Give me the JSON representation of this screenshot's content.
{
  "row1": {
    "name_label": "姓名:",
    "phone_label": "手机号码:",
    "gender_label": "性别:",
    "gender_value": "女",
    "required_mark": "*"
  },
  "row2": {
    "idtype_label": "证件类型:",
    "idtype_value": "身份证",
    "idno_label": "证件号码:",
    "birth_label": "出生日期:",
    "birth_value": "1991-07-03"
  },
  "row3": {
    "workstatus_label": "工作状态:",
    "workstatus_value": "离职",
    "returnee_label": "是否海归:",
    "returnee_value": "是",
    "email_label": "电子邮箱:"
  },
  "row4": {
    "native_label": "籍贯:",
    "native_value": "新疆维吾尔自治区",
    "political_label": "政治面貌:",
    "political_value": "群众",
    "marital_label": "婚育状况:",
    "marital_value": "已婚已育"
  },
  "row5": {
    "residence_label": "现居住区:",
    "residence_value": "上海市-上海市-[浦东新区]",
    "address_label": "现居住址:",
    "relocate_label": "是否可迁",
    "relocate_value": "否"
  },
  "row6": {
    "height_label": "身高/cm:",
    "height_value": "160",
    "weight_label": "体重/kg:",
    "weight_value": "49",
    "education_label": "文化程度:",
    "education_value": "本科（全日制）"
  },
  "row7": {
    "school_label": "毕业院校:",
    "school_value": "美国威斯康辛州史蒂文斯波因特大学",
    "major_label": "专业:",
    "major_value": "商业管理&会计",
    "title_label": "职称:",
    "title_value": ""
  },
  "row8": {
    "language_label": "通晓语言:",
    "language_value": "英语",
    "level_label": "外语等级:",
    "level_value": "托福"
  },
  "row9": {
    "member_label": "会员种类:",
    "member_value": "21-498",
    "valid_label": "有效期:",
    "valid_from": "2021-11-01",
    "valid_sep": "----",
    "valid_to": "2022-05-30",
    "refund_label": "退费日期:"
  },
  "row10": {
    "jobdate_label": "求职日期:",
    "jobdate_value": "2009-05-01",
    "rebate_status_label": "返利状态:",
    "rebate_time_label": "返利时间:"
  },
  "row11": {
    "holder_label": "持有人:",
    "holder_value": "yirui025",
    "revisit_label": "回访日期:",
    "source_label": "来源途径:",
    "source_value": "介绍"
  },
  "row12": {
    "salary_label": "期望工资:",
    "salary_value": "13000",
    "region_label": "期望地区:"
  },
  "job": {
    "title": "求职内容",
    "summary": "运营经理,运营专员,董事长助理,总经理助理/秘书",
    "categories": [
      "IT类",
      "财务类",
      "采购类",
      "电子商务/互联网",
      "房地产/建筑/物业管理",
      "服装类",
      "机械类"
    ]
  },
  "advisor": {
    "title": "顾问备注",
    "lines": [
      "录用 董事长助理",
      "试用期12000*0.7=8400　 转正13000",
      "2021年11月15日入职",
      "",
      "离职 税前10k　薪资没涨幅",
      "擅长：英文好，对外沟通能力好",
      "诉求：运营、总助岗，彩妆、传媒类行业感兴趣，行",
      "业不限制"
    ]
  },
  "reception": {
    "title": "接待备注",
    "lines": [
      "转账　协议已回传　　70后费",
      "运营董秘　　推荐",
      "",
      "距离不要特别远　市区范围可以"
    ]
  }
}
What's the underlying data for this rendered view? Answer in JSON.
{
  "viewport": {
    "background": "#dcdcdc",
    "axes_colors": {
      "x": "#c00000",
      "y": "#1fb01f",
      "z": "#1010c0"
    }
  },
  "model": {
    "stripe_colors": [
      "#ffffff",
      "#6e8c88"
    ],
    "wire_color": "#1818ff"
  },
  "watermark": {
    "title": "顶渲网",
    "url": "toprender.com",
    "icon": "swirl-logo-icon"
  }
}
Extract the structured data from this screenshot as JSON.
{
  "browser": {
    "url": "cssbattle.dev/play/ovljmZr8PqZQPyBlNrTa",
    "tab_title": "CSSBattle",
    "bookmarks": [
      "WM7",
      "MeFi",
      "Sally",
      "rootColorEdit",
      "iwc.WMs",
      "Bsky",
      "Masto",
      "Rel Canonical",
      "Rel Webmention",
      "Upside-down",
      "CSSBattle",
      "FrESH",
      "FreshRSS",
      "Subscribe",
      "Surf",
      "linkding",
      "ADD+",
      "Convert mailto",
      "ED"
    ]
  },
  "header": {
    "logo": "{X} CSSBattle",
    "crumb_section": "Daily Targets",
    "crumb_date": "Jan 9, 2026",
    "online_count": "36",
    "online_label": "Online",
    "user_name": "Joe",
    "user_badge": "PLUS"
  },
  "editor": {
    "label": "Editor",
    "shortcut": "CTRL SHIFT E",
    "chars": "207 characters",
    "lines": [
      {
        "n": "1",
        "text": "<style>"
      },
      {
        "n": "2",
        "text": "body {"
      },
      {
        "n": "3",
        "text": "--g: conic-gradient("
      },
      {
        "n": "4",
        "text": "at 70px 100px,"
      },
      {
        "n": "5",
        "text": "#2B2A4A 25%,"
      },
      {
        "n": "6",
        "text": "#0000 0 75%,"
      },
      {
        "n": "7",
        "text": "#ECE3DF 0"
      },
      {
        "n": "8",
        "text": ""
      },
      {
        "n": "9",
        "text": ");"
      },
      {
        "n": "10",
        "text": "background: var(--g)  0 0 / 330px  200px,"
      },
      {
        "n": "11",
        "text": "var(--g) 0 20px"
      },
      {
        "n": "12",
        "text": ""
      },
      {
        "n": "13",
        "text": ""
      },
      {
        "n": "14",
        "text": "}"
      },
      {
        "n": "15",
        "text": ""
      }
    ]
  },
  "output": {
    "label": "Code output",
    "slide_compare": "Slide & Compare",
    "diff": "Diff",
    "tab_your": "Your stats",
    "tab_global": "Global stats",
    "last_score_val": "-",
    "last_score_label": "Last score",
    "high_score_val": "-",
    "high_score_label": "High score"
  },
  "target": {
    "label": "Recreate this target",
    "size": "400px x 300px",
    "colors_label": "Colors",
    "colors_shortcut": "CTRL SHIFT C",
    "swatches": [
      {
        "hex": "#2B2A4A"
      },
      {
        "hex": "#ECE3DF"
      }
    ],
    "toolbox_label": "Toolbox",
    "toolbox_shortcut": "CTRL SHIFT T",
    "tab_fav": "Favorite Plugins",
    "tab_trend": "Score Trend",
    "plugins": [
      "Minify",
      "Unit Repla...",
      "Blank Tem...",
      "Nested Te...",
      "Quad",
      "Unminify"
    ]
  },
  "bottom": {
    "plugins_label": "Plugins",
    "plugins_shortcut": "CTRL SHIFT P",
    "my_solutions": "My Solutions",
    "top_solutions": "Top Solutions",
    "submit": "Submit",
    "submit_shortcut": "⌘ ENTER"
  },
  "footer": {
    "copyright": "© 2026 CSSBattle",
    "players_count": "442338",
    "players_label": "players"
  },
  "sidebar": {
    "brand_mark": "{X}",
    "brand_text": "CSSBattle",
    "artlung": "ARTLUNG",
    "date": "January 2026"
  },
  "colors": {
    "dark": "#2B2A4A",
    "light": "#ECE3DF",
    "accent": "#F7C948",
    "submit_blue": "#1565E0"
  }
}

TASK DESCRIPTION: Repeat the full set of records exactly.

REPLY:
Give me the JSON representation of this screenshot's content.
{
  "row1": {
    "name_label": "姓名:",
    "phone_label": "手机号码:",
    "gender_label": "性别:",
    "gender_value": "女",
    "required_mark": "*"
  },
  "row2": {
    "idtype_label": "证件类型:",
    "idtype_value": "身份证",
    "idno_label": "证件号码:",
    "birth_label": "出生日期:",
    "birth_value": "1991-07-03"
  },
  "row3": {
    "workstatus_label": "工作状态:",
    "workstatus_value": "离职",
    "returnee_label": "是否海归:",
    "returnee_value": "是",
    "email_label": "电子邮箱:"
  },
  "row4": {
    "native_label": "籍贯:",
    "native_value": "新疆维吾尔自治区",
    "political_label": "政治面貌:",
    "political_value": "群众",
    "marital_label": "婚育状况:",
    "marital_value": "已婚已育"
  },
  "row5": {
    "residence_label": "现居住区:",
    "residence_value": "上海市-上海市-[浦东新区]",
    "address_label": "现居住址:",
    "relocate_label": "是否可迁",
    "relocate_value": "否"
  },
  "row6": {
    "height_label": "身高/cm:",
    "height_value": "160",
    "weight_label": "体重/kg:",
    "weight_value": "49",
    "education_label": "文化程度:",
    "education_value": "本科（全日制）"
  },
  "row7": {
    "school_label": "毕业院校:",
    "school_value": "美国威斯康辛州史蒂文斯波因特大学",
    "major_label": "专业:",
    "major_value": "商业管理&会计",
    "title_label": "职称:",
    "title_value": ""
  },
  "row8": {
    "language_label": "通晓语言:",
    "language_value": "英语",
    "level_label": "外语等级:",
    "level_value": "托福"
  },
  "row9": {
    "member_label": "会员种类:",
    "member_value": "21-498",
    "valid_label": "有效期:",
    "valid_from": "2021-11-01",
    "valid_sep": "----",
    "valid_to": "2022-05-30",
    "refund_label": "退费日期:"
  },
  "row10": {
    "jobdate_label": "求职日期:",
    "jobdate_value": "2009-05-01",
    "rebate_status_label": "返利状态:",
    "rebate_time_label": "返利时间:"
  },
  "row11": {
    "holder_label": "持有人:",
    "holder_value": "yirui025",
    "revisit_label": "回访日期:",
    "source_label": "来源途径:",
    "source_value": "介绍"
  },
  "row12": {
    "salary_label": "期望工资:",
    "salary_value": "13000",
    "region_label": "期望地区:"
  },
  "job": {
    "title": "求职内容",
    "summary": "运营经理,运营专员,董事长助理,总经理助理/秘书",
    "categories": [
      "IT类",
      "财务类",
      "采购类",
      "电子商务/互联网",
      "房地产/建筑/物业管理",
      "服装类",
      "机械类"
    ]
  },
  "advisor": {
    "title": "顾问备注",
    "lines": [
      "录用 董事长助理",
      "试用期12000*0.7=8400　 转正13000",
      "2021年11月15日入职",
      "",
      "离职 税前10k　薪资没涨幅",
      "擅长：英文好，对外沟通能力好",
      "诉求：运营、总助岗，彩妆、传媒类行业感兴趣，行",
      "业不限制"
    ]
  },
  "reception": {
    "title": "接待备注",
    "lines": [
      "转账　协议已回传　　70后费",
      "运营董秘　　推荐",
      "",
      "距离不要特别远　市区范围可以"
    ]
  }
}
What's the underlying data for this rendered view? Answer in JSON.
{
  "viewport": {
    "background": "#dcdcdc",
    "axes_colors": {
      "x": "#c00000",
      "y": "#1fb01f",
      "z": "#1010c0"
    }
  },
  "model": {
    "stripe_colors": [
      "#ffffff",
      "#6e8c88"
    ],
    "wire_color": "#1818ff"
  },
  "watermark": {
    "title": "顶渲网",
    "url": "toprender.com",
    "icon": "swirl-logo-icon"
  }
}
Extract the structured data from this screenshot as JSON.
{
  "browser": {
    "url": "cssbattle.dev/play/ovljmZr8PqZQPyBlNrTa",
    "tab_title": "CSSBattle",
    "bookmarks": [
      "WM7",
      "MeFi",
      "Sally",
      "rootColorEdit",
      "iwc.WMs",
      "Bsky",
      "Masto",
      "Rel Canonical",
      "Rel Webmention",
      "Upside-down",
      "CSSBattle",
      "FrESH",
      "FreshRSS",
      "Subscribe",
      "Surf",
      "linkding",
      "ADD+",
      "Convert mailto",
      "ED"
    ]
  },
  "header": {
    "logo": "{X} CSSBattle",
    "crumb_section": "Daily Targets",
    "crumb_date": "Jan 9, 2026",
    "online_count": "36",
    "online_label": "Online",
    "user_name": "Joe",
    "user_badge": "PLUS"
  },
  "editor": {
    "label": "Editor",
    "shortcut": "CTRL SHIFT E",
    "chars": "207 characters",
    "lines": [
      {
        "n": "1",
        "text": "<style>"
      },
      {
        "n": "2",
        "text": "body {"
      },
      {
        "n": "3",
        "text": "--g: conic-gradient("
      },
      {
        "n": "4",
        "text": "at 70px 100px,"
      },
      {
        "n": "5",
        "text": "#2B2A4A 25%,"
      },
      {
        "n": "6",
        "text": "#0000 0 75%,"
      },
      {
        "n": "7",
        "text": "#ECE3DF 0"
      },
      {
        "n": "8",
        "text": ""
      },
      {
        "n": "9",
        "text": ");"
      },
      {
        "n": "10",
        "text": "background: var(--g)  0 0 / 330px  200px,"
      },
      {
        "n": "11",
        "text": "var(--g) 0 20px"
      },
      {
        "n": "12",
        "text": ""
      },
      {
        "n": "13",
        "text": ""
      },
      {
        "n": "14",
        "text": "}"
      },
      {
        "n": "15",
        "text": ""
      }
    ]
  },
  "output": {
    "label": "Code output",
    "slide_compare": "Slide & Compare",
    "diff": "Diff",
    "tab_your": "Your stats",
    "tab_global": "Global stats",
    "last_score_val": "-",
    "last_score_label": "Last score",
    "high_score_val": "-",
    "high_score_label": "High score"
  },
  "target": {
    "label": "Recreate this target",
    "size": "400px x 300px",
    "colors_label": "Colors",
    "colors_shortcut": "CTRL SHIFT C",
    "swatches": [
      {
        "hex": "#2B2A4A"
      },
      {
        "hex": "#ECE3DF"
      }
    ],
    "toolbox_label": "Toolbox",
    "toolbox_shortcut": "CTRL SHIFT T",
    "tab_fav": "Favorite Plugins",
    "tab_trend": "Score Trend",
    "plugins": [
      "Minify",
      "Unit Repla...",
      "Blank Tem...",
      "Nested Te...",
      "Quad",
      "Unminify"
    ]
  },
  "bottom": {
    "plugins_label": "Plugins",
    "plugins_shortcut": "CTRL SHIFT P",
    "my_solutions": "My Solutions",
    "top_solutions": "Top Solutions",
    "submit": "Submit",
    "submit_shortcut": "⌘ ENTER"
  },
  "footer": {
    "copyright": "© 2026 CSSBattle",
    "players_count": "442338",
    "players_label": "players"
  },
  "sidebar": {
    "brand_mark": "{X}",
    "brand_text": "CSSBattle",
    "artlung": "ARTLUNG",
    "date": "January 2026"
  },
  "colors": {
    "dark": "#2B2A4A",
    "light": "#ECE3DF",
    "accent": "#F7C948",
    "submit_blue": "#1565E0"
  }
}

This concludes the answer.